On Behalf of | Feb 24, 2024 | Crimes of Violence |

If you are charged with an offense like assault or domestic violence, you may potentially defend against these charges successfully by claiming self-defense. This affirmative defense means that you don’t dispute that you used force or that your use of force harmed the other party, but that your actions were justifiable because you were protecting yourself from harm.

To successfully argue self-defense, you must demonstrate several key points. First, the threat to your safety or well-being must have been immediate and imminent or likely to occur. You must show that you had an objectively reasonable fear that you were going to be hurt or killed if you had not used force against the other party.

Your use of force must be proportional to the threat

You’ll also need to prove that the force you used in response to the perceived threat or danger was reasonable and proportionate. This means that you used no more force than was necessary to protect yourself or others from harm.

The initial aggressor matters

Under Colorado law, you cannot claim to be acting in self-defense if you instigated or started an attack. However, there are exceptions to this general rule. For example, you may be legally justified in defending yourself if you provoked an attack but then withdrew from the encounter and informed the other party of your withdrawal, yet they continued to threaten you or use physical force.

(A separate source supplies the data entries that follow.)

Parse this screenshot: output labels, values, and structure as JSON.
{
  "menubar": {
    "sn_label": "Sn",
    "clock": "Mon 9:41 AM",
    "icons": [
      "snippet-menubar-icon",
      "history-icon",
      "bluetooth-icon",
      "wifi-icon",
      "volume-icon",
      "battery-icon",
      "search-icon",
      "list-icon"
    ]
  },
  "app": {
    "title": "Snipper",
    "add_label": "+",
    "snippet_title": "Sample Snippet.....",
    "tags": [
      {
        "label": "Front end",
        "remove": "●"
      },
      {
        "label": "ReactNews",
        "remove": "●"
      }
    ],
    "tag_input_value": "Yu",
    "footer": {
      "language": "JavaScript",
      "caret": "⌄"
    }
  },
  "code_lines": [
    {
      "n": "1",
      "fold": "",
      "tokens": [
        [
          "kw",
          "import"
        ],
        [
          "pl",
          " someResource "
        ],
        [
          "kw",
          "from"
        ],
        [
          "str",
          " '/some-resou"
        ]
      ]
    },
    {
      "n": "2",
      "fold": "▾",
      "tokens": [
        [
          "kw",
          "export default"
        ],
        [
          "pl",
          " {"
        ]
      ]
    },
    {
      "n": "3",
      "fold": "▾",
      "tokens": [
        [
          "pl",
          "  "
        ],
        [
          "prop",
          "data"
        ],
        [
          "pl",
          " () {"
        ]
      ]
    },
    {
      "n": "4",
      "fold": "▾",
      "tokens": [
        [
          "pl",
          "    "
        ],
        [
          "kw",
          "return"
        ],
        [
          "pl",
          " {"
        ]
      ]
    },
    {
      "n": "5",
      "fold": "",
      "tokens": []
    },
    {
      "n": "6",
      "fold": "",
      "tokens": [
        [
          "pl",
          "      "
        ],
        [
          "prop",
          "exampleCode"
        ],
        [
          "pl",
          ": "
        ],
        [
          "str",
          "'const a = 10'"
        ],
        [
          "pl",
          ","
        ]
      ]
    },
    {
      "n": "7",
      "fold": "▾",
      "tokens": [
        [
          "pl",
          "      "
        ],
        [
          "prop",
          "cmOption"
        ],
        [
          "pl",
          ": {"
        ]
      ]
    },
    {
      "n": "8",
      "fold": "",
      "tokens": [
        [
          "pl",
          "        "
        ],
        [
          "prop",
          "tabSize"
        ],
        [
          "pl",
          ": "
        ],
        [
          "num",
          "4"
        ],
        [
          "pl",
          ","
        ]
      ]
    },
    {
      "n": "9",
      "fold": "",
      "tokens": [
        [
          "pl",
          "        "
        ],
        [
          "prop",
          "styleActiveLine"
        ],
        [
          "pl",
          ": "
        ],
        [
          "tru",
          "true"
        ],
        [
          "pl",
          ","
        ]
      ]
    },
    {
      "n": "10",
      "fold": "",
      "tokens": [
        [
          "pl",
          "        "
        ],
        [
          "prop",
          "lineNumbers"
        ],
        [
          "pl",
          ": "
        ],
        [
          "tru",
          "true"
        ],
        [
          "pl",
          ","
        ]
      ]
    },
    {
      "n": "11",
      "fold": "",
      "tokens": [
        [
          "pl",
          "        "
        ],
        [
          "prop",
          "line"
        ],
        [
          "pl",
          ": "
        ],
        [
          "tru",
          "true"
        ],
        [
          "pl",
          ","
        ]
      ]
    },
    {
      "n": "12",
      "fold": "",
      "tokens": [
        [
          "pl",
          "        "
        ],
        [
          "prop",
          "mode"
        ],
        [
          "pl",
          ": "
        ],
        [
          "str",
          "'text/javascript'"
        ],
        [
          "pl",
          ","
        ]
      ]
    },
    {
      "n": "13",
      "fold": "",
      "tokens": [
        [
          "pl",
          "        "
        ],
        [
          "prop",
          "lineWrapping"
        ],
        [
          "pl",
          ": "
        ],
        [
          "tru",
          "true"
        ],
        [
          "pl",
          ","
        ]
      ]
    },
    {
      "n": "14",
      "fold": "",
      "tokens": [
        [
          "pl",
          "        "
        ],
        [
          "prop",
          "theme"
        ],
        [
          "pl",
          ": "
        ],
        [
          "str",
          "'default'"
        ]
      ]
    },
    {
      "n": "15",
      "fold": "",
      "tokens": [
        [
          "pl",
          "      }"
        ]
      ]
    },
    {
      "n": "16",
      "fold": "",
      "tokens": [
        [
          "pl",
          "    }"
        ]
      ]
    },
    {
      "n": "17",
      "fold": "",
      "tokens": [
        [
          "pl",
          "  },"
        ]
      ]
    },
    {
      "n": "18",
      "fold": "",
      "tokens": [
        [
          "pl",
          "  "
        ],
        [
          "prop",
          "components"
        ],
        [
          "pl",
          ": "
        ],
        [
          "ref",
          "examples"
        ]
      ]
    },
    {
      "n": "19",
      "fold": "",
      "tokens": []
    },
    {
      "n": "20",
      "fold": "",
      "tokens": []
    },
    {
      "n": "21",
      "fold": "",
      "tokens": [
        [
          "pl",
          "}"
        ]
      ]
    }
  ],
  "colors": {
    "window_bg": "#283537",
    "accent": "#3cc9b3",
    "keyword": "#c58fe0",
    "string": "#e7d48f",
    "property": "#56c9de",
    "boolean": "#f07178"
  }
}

Arguing self-defense in court can be challenging due to various factors. For starters, you’ll bear the burden of proof in showing your actions were legally justified. You may have to rely on circumstantial evidence to prove certain aspects of your case, and it can be subjective and open to interpretation. You’ll risk presenting a weak case without proper legal guidance, making it less likely to achieve a favorable outcome.